[TASK INPUT Boundary: Start]
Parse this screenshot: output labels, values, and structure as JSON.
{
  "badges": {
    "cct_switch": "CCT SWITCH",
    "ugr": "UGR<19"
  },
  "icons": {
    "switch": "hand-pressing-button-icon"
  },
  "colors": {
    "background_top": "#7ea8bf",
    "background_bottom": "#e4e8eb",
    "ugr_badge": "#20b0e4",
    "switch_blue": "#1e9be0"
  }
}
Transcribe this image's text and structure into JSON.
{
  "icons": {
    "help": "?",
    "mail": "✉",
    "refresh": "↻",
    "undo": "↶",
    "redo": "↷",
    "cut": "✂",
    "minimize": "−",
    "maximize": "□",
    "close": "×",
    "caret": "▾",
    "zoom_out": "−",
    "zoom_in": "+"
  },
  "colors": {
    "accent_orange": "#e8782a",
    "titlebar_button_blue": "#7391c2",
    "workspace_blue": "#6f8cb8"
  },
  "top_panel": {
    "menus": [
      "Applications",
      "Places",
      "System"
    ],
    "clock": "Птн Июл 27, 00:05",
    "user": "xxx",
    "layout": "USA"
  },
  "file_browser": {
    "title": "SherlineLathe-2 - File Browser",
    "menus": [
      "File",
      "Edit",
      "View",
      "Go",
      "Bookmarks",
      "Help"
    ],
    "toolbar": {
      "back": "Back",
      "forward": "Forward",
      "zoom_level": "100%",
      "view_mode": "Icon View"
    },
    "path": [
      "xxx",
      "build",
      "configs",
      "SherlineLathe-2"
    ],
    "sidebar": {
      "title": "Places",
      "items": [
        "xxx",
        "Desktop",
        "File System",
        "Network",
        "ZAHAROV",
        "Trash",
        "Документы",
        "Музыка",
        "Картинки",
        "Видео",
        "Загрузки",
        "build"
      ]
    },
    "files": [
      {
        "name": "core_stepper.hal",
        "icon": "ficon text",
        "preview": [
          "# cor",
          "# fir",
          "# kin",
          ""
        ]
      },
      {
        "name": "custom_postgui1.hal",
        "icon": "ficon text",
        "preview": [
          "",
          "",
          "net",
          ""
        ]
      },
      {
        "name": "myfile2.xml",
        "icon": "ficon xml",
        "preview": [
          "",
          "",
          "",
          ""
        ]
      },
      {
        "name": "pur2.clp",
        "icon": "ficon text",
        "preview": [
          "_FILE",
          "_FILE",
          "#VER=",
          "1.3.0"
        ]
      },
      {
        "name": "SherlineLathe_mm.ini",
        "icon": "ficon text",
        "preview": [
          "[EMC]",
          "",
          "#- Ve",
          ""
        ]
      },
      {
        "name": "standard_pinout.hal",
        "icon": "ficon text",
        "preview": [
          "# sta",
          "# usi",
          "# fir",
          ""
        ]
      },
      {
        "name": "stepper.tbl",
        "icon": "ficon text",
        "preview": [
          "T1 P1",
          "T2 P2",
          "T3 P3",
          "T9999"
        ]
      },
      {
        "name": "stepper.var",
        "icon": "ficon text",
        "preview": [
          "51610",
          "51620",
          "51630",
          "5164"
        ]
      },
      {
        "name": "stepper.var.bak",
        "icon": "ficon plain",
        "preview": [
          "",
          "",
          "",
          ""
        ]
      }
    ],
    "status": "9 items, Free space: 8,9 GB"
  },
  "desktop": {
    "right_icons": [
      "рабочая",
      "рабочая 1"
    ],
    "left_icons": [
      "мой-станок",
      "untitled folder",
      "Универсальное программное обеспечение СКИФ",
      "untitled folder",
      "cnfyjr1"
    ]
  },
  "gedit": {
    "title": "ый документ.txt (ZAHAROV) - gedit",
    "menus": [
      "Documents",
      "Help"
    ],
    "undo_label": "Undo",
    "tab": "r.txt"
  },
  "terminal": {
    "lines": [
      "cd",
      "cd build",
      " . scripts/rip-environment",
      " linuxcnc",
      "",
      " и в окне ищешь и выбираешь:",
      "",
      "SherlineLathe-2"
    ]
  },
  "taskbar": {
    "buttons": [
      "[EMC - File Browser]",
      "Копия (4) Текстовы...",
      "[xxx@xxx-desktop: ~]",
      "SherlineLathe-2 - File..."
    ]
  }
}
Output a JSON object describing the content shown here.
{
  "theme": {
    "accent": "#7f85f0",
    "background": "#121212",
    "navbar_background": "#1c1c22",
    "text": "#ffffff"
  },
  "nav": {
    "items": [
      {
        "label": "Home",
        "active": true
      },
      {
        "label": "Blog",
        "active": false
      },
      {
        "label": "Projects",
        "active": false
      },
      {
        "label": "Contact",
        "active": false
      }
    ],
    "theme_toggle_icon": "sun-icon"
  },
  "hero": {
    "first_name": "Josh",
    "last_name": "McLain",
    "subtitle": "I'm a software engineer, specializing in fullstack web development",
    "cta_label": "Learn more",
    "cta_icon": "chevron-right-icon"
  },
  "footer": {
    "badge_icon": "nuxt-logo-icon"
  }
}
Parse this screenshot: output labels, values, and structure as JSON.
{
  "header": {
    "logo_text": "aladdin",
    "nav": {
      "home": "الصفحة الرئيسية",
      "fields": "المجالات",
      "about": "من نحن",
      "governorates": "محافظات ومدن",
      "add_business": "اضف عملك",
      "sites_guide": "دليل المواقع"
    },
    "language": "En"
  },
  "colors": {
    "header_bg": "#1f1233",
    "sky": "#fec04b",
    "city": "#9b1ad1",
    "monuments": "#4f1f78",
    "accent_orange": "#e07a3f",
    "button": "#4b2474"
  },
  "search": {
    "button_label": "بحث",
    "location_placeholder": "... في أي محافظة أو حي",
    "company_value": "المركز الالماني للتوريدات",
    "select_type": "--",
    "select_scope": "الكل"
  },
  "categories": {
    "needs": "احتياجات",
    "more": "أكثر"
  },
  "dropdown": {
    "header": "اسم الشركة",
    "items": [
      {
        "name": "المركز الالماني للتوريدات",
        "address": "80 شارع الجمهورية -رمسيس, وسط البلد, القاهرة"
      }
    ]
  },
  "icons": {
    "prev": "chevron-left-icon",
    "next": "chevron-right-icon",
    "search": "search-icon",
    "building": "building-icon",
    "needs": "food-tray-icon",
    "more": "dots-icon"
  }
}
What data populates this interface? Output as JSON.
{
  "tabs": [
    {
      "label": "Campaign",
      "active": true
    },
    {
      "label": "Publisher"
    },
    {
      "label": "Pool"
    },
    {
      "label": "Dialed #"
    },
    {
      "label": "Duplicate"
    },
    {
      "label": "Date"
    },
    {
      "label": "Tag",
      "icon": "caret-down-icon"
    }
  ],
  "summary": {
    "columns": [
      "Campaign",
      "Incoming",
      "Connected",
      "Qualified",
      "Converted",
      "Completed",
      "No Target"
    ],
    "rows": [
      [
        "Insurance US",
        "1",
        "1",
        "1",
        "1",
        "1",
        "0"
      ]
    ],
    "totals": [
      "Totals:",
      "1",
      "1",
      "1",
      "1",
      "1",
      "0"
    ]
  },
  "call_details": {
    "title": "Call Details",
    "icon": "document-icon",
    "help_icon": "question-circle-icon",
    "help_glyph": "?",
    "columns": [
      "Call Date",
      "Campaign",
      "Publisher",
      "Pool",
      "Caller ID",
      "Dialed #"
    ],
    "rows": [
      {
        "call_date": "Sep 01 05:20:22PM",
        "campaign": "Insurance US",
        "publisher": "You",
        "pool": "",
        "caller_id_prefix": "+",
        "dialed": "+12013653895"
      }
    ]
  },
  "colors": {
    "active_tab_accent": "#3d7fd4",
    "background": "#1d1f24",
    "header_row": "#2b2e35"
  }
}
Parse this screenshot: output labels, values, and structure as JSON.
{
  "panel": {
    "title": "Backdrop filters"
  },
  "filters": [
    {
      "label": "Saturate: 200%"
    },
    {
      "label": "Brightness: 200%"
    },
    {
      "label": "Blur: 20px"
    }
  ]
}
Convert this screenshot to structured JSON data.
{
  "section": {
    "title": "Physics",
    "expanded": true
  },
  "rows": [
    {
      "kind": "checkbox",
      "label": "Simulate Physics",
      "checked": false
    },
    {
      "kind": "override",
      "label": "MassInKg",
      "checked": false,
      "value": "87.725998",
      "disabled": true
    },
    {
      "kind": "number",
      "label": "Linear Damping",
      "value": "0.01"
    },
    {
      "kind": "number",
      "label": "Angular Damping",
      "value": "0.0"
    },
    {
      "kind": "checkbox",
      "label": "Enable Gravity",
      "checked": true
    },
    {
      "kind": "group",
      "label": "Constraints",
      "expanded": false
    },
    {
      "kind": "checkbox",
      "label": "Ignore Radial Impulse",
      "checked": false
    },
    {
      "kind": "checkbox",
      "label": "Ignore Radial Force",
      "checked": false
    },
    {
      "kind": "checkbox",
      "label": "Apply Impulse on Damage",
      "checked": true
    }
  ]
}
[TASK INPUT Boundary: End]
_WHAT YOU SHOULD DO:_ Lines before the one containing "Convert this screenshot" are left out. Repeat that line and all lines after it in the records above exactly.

_TASK RESPONSE:_
Convert this screenshot to structured JSON data.
{
  "section": {
    "title": "Physics",
    "expanded": true
  },
  "rows": [
    {
      "kind": "checkbox",
      "label": "Simulate Physics",
      "checked": false
    },
    {
      "kind": "override",
      "label": "MassInKg",
      "checked": false,
      "value": "87.725998",
      "disabled": true
    },
    {
      "kind": "number",
      "label": "Linear Damping",
      "value": "0.01"
    },
    {
      "kind": "number",
      "label": "Angular Damping",
      "value": "0.0"
    },
    {
      "kind": "checkbox",
      "label": "Enable Gravity",
      "checked": true
    },
    {
      "kind": "group",
      "label": "Constraints",
      "expanded": false
    },
    {
      "kind": "checkbox",
      "label": "Ignore Radial Impulse",
      "checked": false
    },
    {
      "kind": "checkbox",
      "label": "Ignore Radial Force",
      "checked": false
    },
    {
      "kind": "checkbox",
      "label": "Apply Impulse on Damage",
      "checked": true
    }
  ]
}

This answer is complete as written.